[Website and app data records]
[Start of Attachment]
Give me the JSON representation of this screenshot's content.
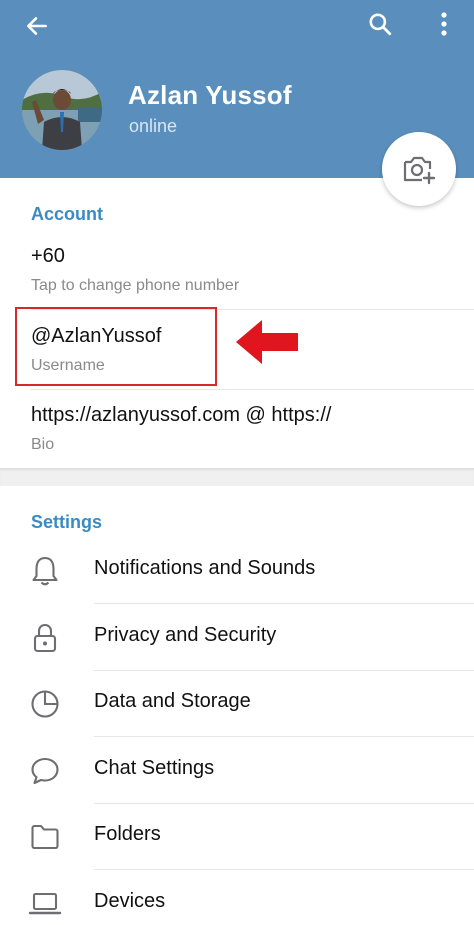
{
  "profile": {
    "name": "Azlan Yussof",
    "status": "online"
  },
  "header_icons": {
    "back": "arrow-left-icon",
    "search": "search-icon",
    "more": "more-vertical-icon",
    "camera": "camera-add-icon"
  },
  "account": {
    "title": "Account",
    "phone_value": "+60",
    "phone_caption": "Tap to change phone number",
    "username_value": "@AzlanYussof",
    "username_caption": "Username",
    "bio_value": "https://azlanyussof.com @ https://",
    "bio_caption": "Bio"
  },
  "annotation": {
    "highlight_color": "#d62a2a",
    "arrow_color": "#e0161e"
  },
  "settings": {
    "title": "Settings",
    "items": [
      {
        "label": "Notifications and Sounds",
        "icon": "bell-icon"
      },
      {
        "label": "Privacy and Security",
        "icon": "lock-icon"
      },
      {
        "label": "Data and Storage",
        "icon": "pie-chart-icon"
      },
      {
        "label": "Chat Settings",
        "icon": "chat-bubble-icon"
      },
      {
        "label": "Folders",
        "icon": "folder-icon"
      },
      {
        "label": "Devices",
        "icon": "laptop-icon"
      }
    ]
  },
  "colors": {
    "header_bg": "#5a8fbd",
    "accent": "#3a8bc4"
  }
}
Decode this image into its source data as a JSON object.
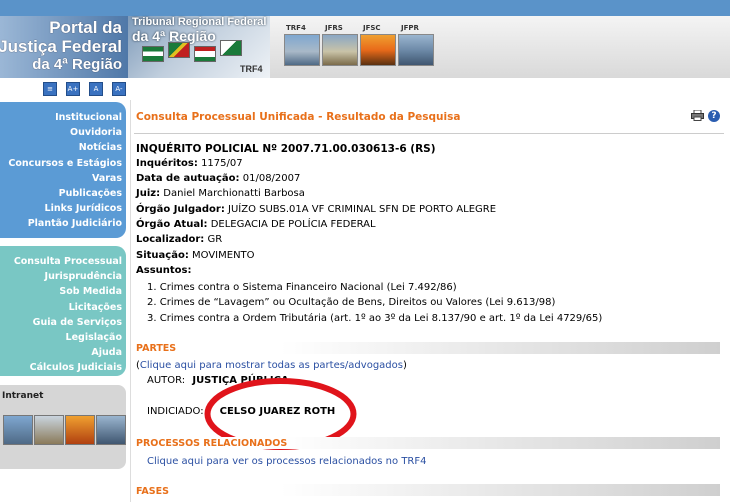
{
  "header": {
    "portal_lines": [
      "Portal da",
      "Justiça Federal",
      "da 4ª Região"
    ],
    "court_lines": [
      "Tribunal Regional Federal",
      "da 4ª Região"
    ],
    "court_tag": "TRF4",
    "sites": [
      "TRF4",
      "JFRS",
      "JFSC",
      "JFPR"
    ],
    "font_buttons": [
      "≡",
      "A+",
      "A",
      "A-"
    ]
  },
  "nav_primary": [
    "Institucional",
    "Ouvidoria",
    "Notícias",
    "Concursos e Estágios",
    "Varas",
    "Publicações",
    "Links Jurídicos",
    "Plantão Judiciário"
  ],
  "nav_secondary": [
    "Consulta Processual",
    "Jurisprudência",
    "Sob Medida",
    "Licitações",
    "Guia de Serviços",
    "Legislação",
    "Ajuda",
    "Cálculos Judiciais"
  ],
  "intranet": {
    "label": "Intranet"
  },
  "page": {
    "title": "Consulta Processual Unificada - Resultado da Pesquisa",
    "help": "?"
  },
  "process": {
    "heading": "INQUÉRITO POLICIAL Nº 2007.71.00.030613-6 (RS)",
    "fields": [
      {
        "label": "Inquéritos:",
        "value": "1175/07"
      },
      {
        "label": "Data de autuação:",
        "value": "01/08/2007"
      },
      {
        "label": "Juiz:",
        "value": "Daniel Marchionatti Barbosa"
      },
      {
        "label": "Órgão Julgador:",
        "value": "JUÍZO SUBS.01A VF CRIMINAL SFN DE PORTO ALEGRE"
      },
      {
        "label": "Órgão Atual:",
        "value": "DELEGACIA DE POLÍCIA FEDERAL"
      },
      {
        "label": "Localizador:",
        "value": "GR"
      },
      {
        "label": "Situação:",
        "value": "MOVIMENTO"
      }
    ],
    "subjects_label": "Assuntos:",
    "subjects": [
      "1. Crimes contra o Sistema Financeiro Nacional (Lei 7.492/86)",
      "2. Crimes de “Lavagem” ou Ocultação de Bens, Direitos ou Valores (Lei 9.613/98)",
      "3. Crimes contra a Ordem Tributária (art. 1º ao 3º da Lei 8.137/90 e art. 1º da Lei 4729/65)"
    ]
  },
  "parties": {
    "section": "PARTES",
    "show_all_prefix": "(",
    "show_all_link": "Clique aqui para mostrar todas as partes/advogados",
    "show_all_suffix": ")",
    "author_label": "AUTOR:",
    "author_value": "JUSTIÇA PÚBLICA",
    "indicted_label": "INDICIADO:",
    "indicted_value": "CELSO JUAREZ ROTH"
  },
  "related": {
    "section": "PROCESSOS RELACIONADOS",
    "link": "Clique aqui para ver os processos relacionados no TRF4"
  },
  "phases": {
    "section": "FASES"
  },
  "colors": {
    "accent": "#e8701a",
    "nav_blue": "#5b9bd5",
    "nav_teal": "#79c7c4",
    "link": "#2a4fa2",
    "highlight": "#e0141b"
  }
}
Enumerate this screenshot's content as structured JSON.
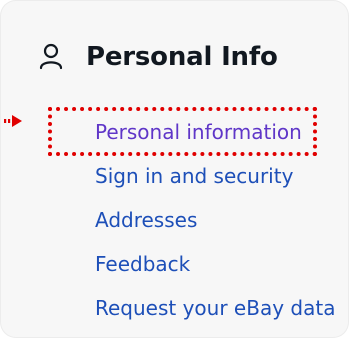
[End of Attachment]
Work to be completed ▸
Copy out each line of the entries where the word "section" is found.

Answer to this exercise ▸
    "section": "PARTES",
    "section": "PROCESSOS RELACIONADOS",
    "section": "FASES"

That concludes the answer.